British blueberries continue to gather momentum, meanwhile, and Green says Berry Gardens’ growers are increasing plantings across the UK. “All categories are seeing growth – in particular raspberries with an increase in value of 23.2 per cent and blueberries with a 26.7 per cent increase. We would attribute this partly to the introduction of larger packs in several retailers.”

Olins adds: “Mixed packs are good for introducing new crops. But the low weight means they’re not useful for shifting big volumes. I would much rather see bigger packs of the main lines. Moving from 150 to 300g in blues makes more sense to me.

“The category is still seeing 17.7 per cent year-on-year growth, compared to 5.3 per cent on total fruit. Within that, strawberries are seeing 12 per cent, raspberries and blueberries are at 25 per cent, and blackberries are at 11 per cent.

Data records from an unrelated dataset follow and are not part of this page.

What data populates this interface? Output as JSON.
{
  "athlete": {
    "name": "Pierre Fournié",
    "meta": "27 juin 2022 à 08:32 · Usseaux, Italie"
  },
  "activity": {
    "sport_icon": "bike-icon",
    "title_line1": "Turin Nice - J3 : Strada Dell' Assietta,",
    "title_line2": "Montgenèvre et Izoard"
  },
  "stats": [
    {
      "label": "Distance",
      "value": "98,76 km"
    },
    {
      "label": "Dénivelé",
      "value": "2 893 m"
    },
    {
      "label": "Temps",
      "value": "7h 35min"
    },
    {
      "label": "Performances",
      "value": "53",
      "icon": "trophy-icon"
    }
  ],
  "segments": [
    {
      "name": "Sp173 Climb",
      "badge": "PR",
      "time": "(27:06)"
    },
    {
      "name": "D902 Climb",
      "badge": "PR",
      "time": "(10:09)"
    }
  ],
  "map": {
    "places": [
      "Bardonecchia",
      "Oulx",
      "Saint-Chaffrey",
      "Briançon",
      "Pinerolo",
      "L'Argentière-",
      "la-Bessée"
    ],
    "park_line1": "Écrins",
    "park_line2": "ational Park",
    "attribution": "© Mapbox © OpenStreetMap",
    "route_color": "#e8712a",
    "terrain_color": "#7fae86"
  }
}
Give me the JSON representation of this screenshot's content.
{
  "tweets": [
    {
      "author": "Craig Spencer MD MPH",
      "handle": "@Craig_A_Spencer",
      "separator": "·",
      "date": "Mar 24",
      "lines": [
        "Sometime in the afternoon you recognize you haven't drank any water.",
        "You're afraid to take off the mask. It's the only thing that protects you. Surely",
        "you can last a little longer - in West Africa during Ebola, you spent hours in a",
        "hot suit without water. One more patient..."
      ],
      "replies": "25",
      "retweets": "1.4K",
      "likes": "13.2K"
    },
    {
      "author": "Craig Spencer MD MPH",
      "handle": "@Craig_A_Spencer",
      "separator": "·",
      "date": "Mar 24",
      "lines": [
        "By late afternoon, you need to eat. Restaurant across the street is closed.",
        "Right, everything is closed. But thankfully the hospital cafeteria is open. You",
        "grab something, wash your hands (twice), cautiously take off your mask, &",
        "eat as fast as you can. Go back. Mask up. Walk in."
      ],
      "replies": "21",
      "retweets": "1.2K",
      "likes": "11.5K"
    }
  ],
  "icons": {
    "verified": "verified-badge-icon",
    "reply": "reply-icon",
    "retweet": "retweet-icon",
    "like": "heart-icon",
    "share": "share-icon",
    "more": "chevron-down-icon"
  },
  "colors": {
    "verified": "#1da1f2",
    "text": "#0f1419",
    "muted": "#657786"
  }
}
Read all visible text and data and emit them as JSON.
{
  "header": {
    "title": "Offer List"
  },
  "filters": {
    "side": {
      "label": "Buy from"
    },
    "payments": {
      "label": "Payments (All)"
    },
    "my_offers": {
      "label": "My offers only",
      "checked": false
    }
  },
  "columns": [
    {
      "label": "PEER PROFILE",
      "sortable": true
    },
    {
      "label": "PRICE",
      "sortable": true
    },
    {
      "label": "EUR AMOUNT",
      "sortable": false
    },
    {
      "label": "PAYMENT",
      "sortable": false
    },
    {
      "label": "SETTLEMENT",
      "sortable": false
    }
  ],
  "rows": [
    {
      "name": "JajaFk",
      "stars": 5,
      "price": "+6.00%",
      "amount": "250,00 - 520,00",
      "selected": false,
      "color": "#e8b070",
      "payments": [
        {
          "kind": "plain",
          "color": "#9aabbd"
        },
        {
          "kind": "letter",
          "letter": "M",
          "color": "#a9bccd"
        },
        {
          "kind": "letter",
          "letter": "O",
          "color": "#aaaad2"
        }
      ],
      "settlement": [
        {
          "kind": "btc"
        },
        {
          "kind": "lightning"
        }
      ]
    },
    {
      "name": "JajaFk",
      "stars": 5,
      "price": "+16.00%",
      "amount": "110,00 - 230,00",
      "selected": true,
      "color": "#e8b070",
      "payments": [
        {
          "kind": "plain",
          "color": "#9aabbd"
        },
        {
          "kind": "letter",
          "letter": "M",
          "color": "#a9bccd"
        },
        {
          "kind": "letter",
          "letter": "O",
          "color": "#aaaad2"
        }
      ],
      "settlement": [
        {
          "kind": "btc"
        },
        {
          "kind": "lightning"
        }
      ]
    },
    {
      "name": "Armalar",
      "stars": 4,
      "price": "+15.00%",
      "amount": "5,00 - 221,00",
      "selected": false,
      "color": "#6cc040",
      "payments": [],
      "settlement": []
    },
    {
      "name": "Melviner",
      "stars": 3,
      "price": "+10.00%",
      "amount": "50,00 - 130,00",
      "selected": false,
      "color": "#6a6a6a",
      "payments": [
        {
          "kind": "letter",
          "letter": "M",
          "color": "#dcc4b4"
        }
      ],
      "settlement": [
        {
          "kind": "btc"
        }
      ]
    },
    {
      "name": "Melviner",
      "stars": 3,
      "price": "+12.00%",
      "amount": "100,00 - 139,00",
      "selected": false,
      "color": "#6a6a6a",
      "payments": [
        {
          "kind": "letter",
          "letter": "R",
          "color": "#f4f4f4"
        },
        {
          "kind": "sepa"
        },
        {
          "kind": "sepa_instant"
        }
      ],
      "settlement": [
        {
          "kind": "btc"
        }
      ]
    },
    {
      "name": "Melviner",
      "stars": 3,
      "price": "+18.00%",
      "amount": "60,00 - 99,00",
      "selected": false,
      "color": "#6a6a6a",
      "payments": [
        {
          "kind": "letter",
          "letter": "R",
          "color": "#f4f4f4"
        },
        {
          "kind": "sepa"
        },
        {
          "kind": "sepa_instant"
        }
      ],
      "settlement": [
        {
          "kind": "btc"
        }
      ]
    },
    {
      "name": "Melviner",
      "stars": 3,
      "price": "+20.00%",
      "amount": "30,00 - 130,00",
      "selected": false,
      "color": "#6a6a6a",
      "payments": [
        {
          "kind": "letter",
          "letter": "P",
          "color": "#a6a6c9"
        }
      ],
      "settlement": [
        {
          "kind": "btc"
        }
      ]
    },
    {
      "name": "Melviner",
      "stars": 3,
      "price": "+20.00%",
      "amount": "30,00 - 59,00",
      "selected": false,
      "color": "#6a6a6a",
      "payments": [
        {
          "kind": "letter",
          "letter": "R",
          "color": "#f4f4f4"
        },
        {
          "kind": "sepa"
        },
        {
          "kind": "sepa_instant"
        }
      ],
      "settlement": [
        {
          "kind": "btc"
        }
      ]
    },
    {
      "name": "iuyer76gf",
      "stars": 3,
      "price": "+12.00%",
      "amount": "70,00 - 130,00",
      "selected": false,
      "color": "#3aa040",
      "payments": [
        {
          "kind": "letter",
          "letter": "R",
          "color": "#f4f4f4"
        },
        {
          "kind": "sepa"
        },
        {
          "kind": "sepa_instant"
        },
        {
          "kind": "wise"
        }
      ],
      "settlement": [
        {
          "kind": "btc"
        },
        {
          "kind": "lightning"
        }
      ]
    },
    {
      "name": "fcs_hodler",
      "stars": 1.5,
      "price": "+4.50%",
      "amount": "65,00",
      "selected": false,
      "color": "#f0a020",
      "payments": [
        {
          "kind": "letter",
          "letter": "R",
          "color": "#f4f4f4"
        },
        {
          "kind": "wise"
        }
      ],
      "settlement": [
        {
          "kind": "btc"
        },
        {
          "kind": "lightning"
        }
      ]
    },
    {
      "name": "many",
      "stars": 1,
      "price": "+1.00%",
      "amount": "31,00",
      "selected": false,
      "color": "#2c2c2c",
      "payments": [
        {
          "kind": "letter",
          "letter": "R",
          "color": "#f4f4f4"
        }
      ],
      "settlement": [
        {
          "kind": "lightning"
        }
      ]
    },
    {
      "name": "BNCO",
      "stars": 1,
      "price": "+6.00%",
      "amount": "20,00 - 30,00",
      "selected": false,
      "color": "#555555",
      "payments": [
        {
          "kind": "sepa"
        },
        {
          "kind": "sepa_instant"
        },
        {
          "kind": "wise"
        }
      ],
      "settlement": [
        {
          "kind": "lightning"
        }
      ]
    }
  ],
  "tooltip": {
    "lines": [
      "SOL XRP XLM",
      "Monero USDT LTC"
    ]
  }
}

“Within the category, growth will be driven by the three minor crops. We might see strawberries drop from 12 down to six, simply because of the growth in the others. Strawberries might be a possible victim.”

Convenience and snacking continue to be a big driver of berry growth, continues Green, and says this year Berry Gardens trialled a secondary chilled site in some Tesco stores, positioned near the food-to-go area. “We are currently looking at additional trials and further sites,” she says.

Berry-eating occasions have been a key area of focus for the industry’s promotional campaign, Seasonal Berries, but Olins says the trade body has scrapped its proposed ‘lunchtime walkabout’ campaign, in favour of a more targeted link between berries and brainpower, fronted by Countdown’s Rachel Riley.

Online sales of berries are growing at just under five per cent, Green adds, noting that the company is seeing berries increasingly bought as a snack in small ready-to-eat formats, as well as larger 1kg packs.

One of the biggest fears post-Brexit has been the short-term impact on exchange rates – something that is already being felt in the berry category, according to Pascal Simian, director of non-profit berry marketer Berry Alliance. “Brexit has already had an impact. The British pound’s exchange rate against the euro and the US dollar is already making imports more expensive. If this trend continues in the months to come then next winter this price hike will certainly translate into higher retail prices, which could have an impact on the growth of the category.”

Much was made of the berry’s category reaching the impressive £1 billion mark last year, but Simian believes that to continue this growth, the industry must guard against commoditisation. “Discounters are becoming an important player in the berry category,” he says.

“This puts pressure on the supply chain to ensure that the category is not commoditised and continues to deliver to consumers’ expectations. Consumers tend to have a stronger emotional connection to berries than any other fruit – they symbolise summer, health, pleasure. The supply chain faces the challenge of continuing to satisfy this connection while managing cost savings at the same time.”